Fortunately, it was not the last time I would see him play. After I moved to Nashville, Beck played the Ryman Auditorium. I didn’t have high hopes for the sound, thinking a loud rock band in a room meant originally for virtually acoustic music would not be a fit. Once again I was wrong. The high point of the evening for me was when Jimmy Hall came out to sing, “A Change is Gonna Come.” Beck showed his R&B chord comping to be as exceptional, soulful, and inventive as everything else he did. It was the first time my wife had seen him. She instantly became a fan.
The last time I saw him was also in Nashville at a venue where the sound was less than optimal. Fortunately, our seats were on the guitar side and, frankly, when Jeff Beck is playing what else do you need?
It has been said that, when it comes to electric, rock-based guitar, there is Jeff Beck, and then there is everyone else, and that is true. I watched his Live at Ronnie Scott’s DVD multiple times, with many closeups of his hands, and still don’t know how he worked his fretboard magic. But his spectacular ability to conjure pure emotion from six-strings in a unique style is not the whole story.
Beck’s restless spirit, while probably costing him a level of fame he didn’t really want, led him to explore music influenced by jazz, rockabilly, Indian, EDM, and, of course, the blues. It kept him coming up with fresh sounds, almost entirely eked from hands, strings, cable and amps. His ever revolving lineups allowed him to show off his good taste in musicians.
I particularly love his example that you can be at the top of the heap, have real star quality, a long career, and sell plenty of records without falling prey to the “sex, drugs, and rock and roll,” mythology. He showed you can be one of the historic greats and still live a healthy, balanced life, out of the public eye, and, from all reports, be a good bloke.
He is not the only one who has reinvented this instrument that we love, but he was one of the first and will remain one of the best.
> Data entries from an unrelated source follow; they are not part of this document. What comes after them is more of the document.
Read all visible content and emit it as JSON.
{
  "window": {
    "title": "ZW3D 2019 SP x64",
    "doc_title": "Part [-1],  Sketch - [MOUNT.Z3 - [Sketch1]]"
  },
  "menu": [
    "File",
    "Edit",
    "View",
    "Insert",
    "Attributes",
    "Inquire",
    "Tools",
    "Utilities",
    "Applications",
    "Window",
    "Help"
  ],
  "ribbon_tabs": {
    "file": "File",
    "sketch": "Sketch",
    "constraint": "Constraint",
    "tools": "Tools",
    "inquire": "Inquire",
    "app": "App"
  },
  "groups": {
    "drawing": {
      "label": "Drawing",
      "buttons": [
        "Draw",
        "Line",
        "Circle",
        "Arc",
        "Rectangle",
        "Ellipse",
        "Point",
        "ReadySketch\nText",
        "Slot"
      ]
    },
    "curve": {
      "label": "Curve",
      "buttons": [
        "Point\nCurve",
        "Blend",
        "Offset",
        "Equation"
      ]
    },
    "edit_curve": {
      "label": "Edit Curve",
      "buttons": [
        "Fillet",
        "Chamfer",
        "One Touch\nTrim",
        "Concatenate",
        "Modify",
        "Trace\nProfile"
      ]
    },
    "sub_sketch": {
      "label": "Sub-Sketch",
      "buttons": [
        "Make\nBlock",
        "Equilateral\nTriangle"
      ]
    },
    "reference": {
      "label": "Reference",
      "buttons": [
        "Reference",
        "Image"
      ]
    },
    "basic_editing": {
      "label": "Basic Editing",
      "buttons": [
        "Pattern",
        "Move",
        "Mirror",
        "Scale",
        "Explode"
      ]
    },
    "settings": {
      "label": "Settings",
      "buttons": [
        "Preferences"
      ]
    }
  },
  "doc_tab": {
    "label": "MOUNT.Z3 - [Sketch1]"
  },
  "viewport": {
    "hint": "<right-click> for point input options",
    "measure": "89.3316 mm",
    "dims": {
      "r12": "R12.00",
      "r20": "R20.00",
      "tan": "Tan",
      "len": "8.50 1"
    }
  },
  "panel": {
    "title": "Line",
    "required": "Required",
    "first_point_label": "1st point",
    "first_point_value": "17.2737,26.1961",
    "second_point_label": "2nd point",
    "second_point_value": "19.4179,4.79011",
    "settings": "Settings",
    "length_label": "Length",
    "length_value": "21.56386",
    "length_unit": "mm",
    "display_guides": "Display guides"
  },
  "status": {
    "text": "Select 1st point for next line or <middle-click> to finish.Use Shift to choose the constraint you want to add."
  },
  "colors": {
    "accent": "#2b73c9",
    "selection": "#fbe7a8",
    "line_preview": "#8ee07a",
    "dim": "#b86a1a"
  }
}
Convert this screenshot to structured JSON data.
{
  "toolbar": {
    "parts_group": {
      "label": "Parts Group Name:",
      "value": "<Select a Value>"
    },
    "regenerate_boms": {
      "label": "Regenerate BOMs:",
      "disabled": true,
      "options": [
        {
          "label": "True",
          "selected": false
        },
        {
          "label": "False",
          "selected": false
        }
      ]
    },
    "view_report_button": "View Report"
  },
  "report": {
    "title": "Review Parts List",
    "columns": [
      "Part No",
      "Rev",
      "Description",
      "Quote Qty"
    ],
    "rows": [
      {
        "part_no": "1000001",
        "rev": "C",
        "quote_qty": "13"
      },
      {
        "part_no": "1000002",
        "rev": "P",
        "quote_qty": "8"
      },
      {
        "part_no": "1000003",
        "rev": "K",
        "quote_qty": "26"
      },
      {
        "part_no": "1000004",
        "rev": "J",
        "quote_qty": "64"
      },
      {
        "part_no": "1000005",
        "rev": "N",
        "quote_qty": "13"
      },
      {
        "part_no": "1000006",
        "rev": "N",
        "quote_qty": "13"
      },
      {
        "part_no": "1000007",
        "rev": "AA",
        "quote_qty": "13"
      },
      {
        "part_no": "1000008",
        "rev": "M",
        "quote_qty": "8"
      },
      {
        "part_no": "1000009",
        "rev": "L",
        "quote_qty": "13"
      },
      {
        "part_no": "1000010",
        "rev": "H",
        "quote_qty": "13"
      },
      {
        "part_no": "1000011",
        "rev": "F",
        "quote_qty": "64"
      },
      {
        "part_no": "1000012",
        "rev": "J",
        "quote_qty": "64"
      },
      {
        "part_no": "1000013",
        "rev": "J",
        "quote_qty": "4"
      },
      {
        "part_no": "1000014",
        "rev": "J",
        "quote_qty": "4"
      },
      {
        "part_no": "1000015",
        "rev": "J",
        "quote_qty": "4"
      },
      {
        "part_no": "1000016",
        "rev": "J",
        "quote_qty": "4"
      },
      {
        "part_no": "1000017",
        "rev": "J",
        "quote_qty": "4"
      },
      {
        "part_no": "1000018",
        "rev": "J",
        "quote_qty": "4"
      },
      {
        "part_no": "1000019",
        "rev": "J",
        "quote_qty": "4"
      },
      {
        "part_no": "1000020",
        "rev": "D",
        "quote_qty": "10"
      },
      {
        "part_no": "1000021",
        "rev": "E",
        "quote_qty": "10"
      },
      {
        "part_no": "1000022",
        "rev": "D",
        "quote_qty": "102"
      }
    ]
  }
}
Along with Hendrix, he showed that you can move beyond the notes, a concept well represented here at Guitar Moderne.
For many artists, who have lived hard and disappeared from view, physically, creatively, or both, 78 would not be a surprising age to pass. For Jeff Beck, it seems way too soon.